**Work order**
Write out the data below in full. Keep it exact.

□ □ □ □ □ □ □

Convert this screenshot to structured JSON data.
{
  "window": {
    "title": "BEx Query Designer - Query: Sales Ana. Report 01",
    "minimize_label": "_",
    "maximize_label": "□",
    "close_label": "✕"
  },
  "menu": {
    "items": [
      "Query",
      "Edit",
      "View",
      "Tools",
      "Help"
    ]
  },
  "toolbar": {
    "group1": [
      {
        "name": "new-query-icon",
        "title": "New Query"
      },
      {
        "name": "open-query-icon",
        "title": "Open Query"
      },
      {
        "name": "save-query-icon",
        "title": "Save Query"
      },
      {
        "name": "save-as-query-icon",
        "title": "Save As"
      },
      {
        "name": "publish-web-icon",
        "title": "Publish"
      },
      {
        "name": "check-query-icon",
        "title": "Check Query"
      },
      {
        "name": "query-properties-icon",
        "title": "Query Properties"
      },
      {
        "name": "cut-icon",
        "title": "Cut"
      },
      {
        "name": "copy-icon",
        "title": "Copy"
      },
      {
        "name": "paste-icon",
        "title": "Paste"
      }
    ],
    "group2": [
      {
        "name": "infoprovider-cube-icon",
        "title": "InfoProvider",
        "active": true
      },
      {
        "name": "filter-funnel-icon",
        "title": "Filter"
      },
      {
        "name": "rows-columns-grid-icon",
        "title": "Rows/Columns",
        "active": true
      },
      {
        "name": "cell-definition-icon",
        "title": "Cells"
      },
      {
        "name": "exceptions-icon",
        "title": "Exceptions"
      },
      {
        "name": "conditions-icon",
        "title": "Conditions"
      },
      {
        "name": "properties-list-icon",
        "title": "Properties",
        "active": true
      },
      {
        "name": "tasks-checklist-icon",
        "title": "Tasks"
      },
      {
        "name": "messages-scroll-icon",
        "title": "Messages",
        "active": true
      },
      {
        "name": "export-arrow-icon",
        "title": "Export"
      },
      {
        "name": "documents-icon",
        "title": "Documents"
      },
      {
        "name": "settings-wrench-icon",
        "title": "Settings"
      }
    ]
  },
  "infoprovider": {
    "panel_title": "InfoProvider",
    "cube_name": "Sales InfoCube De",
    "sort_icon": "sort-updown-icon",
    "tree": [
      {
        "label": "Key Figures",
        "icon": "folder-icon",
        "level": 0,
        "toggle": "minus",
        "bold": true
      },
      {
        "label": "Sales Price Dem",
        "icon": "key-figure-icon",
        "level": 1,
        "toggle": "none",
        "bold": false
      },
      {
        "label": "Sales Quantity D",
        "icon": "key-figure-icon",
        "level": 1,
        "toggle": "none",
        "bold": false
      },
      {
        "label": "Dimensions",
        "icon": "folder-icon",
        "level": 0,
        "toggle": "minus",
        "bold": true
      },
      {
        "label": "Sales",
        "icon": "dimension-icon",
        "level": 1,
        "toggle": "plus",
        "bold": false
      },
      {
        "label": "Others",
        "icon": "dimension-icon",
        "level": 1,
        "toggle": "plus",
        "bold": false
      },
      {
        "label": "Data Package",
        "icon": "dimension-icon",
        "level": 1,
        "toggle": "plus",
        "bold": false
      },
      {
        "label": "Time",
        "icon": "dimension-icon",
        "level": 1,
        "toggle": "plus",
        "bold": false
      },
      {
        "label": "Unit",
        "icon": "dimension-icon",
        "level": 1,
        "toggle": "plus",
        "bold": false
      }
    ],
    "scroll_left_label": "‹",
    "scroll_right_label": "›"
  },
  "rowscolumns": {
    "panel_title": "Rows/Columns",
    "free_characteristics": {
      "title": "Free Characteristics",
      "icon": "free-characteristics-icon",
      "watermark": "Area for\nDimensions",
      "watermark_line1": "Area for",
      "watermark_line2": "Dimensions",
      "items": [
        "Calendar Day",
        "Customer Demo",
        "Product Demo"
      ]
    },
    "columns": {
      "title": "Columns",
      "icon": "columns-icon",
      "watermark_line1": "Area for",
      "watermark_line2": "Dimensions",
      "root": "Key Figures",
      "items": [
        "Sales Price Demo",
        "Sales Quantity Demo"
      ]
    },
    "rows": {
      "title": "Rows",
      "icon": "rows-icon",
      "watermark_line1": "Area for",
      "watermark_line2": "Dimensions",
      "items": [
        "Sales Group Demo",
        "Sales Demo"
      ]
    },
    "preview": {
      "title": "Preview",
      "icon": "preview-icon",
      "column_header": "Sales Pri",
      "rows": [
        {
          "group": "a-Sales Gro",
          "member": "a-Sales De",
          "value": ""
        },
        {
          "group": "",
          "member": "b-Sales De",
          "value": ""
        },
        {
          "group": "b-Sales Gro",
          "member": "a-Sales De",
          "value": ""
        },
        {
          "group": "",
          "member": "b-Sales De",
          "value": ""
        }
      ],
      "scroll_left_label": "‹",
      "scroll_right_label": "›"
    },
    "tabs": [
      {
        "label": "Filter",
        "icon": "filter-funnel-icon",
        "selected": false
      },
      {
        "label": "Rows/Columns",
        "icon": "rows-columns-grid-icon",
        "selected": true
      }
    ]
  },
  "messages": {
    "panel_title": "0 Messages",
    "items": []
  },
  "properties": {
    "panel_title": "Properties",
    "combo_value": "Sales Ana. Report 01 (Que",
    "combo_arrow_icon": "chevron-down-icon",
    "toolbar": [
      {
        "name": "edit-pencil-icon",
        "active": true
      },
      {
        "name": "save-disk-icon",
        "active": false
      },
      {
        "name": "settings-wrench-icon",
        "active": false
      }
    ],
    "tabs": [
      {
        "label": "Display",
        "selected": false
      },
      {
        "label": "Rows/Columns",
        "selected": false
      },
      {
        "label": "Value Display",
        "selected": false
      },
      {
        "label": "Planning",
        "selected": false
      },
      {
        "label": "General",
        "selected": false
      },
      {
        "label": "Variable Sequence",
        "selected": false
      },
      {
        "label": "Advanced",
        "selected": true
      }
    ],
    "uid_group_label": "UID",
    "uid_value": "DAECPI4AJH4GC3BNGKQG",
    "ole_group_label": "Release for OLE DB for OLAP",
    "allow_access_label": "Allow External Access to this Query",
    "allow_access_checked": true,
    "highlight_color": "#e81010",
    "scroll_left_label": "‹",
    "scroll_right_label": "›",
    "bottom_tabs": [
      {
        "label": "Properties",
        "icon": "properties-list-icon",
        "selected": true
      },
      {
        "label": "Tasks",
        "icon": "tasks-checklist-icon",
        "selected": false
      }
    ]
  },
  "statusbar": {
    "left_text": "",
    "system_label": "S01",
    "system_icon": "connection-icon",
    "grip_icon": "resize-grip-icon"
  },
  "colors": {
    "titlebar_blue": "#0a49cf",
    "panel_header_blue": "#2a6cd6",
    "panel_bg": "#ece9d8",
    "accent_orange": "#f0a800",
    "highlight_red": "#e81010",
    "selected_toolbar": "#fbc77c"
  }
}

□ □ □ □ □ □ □

**Exercise response**
Convert this screenshot to structured JSON data.
{
  "window": {
    "title": "BEx Query Designer - Query: Sales Ana. Report 01",
    "minimize_label": "_",
    "maximize_label": "□",
    "close_label": "✕"
  },
  "menu": {
    "items": [
      "Query",
      "Edit",
      "View",
      "Tools",
      "Help"
    ]
  },
  "toolbar": {
    "group1": [
      {
        "name": "new-query-icon",
        "title": "New Query"
      },
      {
        "name": "open-query-icon",
        "title": "Open Query"
      },
      {
        "name": "save-query-icon",
        "title": "Save Query"
      },
      {
        "name": "save-as-query-icon",
        "title": "Save As"
      },
      {
        "name": "publish-web-icon",
        "title": "Publish"
      },
      {
        "name": "check-query-icon",
        "title": "Check Query"
      },
      {
        "name": "query-properties-icon",
        "title": "Query Properties"
      },
      {
        "name": "cut-icon",
        "title": "Cut"
      },
      {
        "name": "copy-icon",
        "title": "Copy"
      },
      {
        "name": "paste-icon",
        "title": "Paste"
      }
    ],
    "group2": [
      {
        "name": "infoprovider-cube-icon",
        "title": "InfoProvider",
        "active": true
      },
      {
        "name": "filter-funnel-icon",
        "title": "Filter"
      },
      {
        "name": "rows-columns-grid-icon",
        "title": "Rows/Columns",
        "active": true
      },
      {
        "name": "cell-definition-icon",
        "title": "Cells"
      },
      {
        "name": "exceptions-icon",
        "title": "Exceptions"
      },
      {
        "name": "conditions-icon",
        "title": "Conditions"
      },
      {
        "name": "properties-list-icon",
        "title": "Properties",
        "active": true
      },
      {
        "name": "tasks-checklist-icon",
        "title": "Tasks"
      },
      {
        "name": "messages-scroll-icon",
        "title": "Messages",
        "active": true
      },
      {
        "name": "export-arrow-icon",
        "title": "Export"
      },
      {
        "name": "documents-icon",
        "title": "Documents"
      },
      {
        "name": "settings-wrench-icon",
        "title": "Settings"
      }
    ]
  },
  "infoprovider": {
    "panel_title": "InfoProvider",
    "cube_name": "Sales InfoCube De",
    "sort_icon": "sort-updown-icon",
    "tree": [
      {
        "label": "Key Figures",
        "icon": "folder-icon",
        "level": 0,
        "toggle": "minus",
        "bold": true
      },
      {
        "label": "Sales Price Dem",
        "icon": "key-figure-icon",
        "level": 1,
        "toggle": "none",
        "bold": false
      },
      {
        "label": "Sales Quantity D",
        "icon": "key-figure-icon",
        "level": 1,
        "toggle": "none",
        "bold": false
      },
      {
        "label": "Dimensions",
        "icon": "folder-icon",
        "level": 0,
        "toggle": "minus",
        "bold": true
      },
      {
        "label": "Sales",
        "icon": "dimension-icon",
        "level": 1,
        "toggle": "plus",
        "bold": false
      },
      {
        "label": "Others",
        "icon": "dimension-icon",
        "level": 1,
        "toggle": "plus",
        "bold": false
      },
      {
        "label": "Data Package",
        "icon": "dimension-icon",
        "level": 1,
        "toggle": "plus",
        "bold": false
      },
      {
        "label": "Time",
        "icon": "dimension-icon",
        "level": 1,
        "toggle": "plus",
        "bold": false
      },
      {
        "label": "Unit",
        "icon": "dimension-icon",
        "level": 1,
        "toggle": "plus",
        "bold": false
      }
    ],
    "scroll_left_label": "‹",
    "scroll_right_label": "›"
  },
  "rowscolumns": {
    "panel_title": "Rows/Columns",
    "free_characteristics": {
      "title": "Free Characteristics",
      "icon": "free-characteristics-icon",
      "watermark": "Area for\nDimensions",
      "watermark_line1": "Area for",
      "watermark_line2": "Dimensions",
      "items": [
        "Calendar Day",
        "Customer Demo",
        "Product Demo"
      ]
    },
    "columns": {
      "title": "Columns",
      "icon": "columns-icon",
      "watermark_line1": "Area for",
      "watermark_line2": "Dimensions",
      "root": "Key Figures",
      "items": [
        "Sales Price Demo",
        "Sales Quantity Demo"
      ]
    },
    "rows": {
      "title": "Rows",
      "icon": "rows-icon",
      "watermark_line1": "Area for",
      "watermark_line2": "Dimensions",
      "items": [
        "Sales Group Demo",
        "Sales Demo"
      ]
    },
    "preview": {
      "title": "Preview",
      "icon": "preview-icon",
      "column_header": "Sales Pri",
      "rows": [
        {
          "group": "a-Sales Gro",
          "member": "a-Sales De",
          "value": ""
        },
        {
          "group": "",
          "member": "b-Sales De",
          "value": ""
        },
        {
          "group": "b-Sales Gro",
          "member": "a-Sales De",
          "value": ""
        },
        {
          "group": "",
          "member": "b-Sales De",
          "value": ""
        }
      ],
      "scroll_left_label": "‹",
      "scroll_right_label": "›"
    },
    "tabs": [
      {
        "label": "Filter",
        "icon": "filter-funnel-icon",
        "selected": false
      },
      {
        "label": "Rows/Columns",
        "icon": "rows-columns-grid-icon",
        "selected": true
      }
    ]
  },
  "messages": {
    "panel_title": "0 Messages",
    "items": []
  },
  "properties": {
    "panel_title": "Properties",
    "combo_value": "Sales Ana. Report 01 (Que",
    "combo_arrow_icon": "chevron-down-icon",
    "toolbar": [
      {
        "name": "edit-pencil-icon",
        "active": true
      },
      {
        "name": "save-disk-icon",
        "active": false
      },
      {
        "name": "settings-wrench-icon",
        "active": false
      }
    ],
    "tabs": [
      {
        "label": "Display",
        "selected": false
      },
      {
        "label": "Rows/Columns",
        "selected": false
      },
      {
        "label": "Value Display",
        "selected": false
      },
      {
        "label": "Planning",
        "selected": false
      },
      {
        "label": "General",
        "selected": false
      },
      {
        "label": "Variable Sequence",
        "selected": false
      },
      {
        "label": "Advanced",
        "selected": true
      }
    ],
    "uid_group_label": "UID",
    "uid_value": "DAECPI4AJH4GC3BNGKQG",
    "ole_group_label": "Release for OLE DB for OLAP",
    "allow_access_label": "Allow External Access to this Query",
    "allow_access_checked": true,
    "highlight_color": "#e81010",
    "scroll_left_label": "‹",
    "scroll_right_label": "›",
    "bottom_tabs": [
      {
        "label": "Properties",
        "icon": "properties-list-icon",
        "selected": true
      },
      {
        "label": "Tasks",
        "icon": "tasks-checklist-icon",
        "selected": false
      }
    ]
  },
  "statusbar": {
    "left_text": "",
    "system_label": "S01",
    "system_icon": "connection-icon",
    "grip_icon": "resize-grip-icon"
  },
  "colors": {
    "titlebar_blue": "#0a49cf",
    "panel_header_blue": "#2a6cd6",
    "panel_bg": "#ece9d8",
    "accent_orange": "#f0a800",
    "highlight_red": "#e81010",
    "selected_toolbar": "#fbc77c"
  }
}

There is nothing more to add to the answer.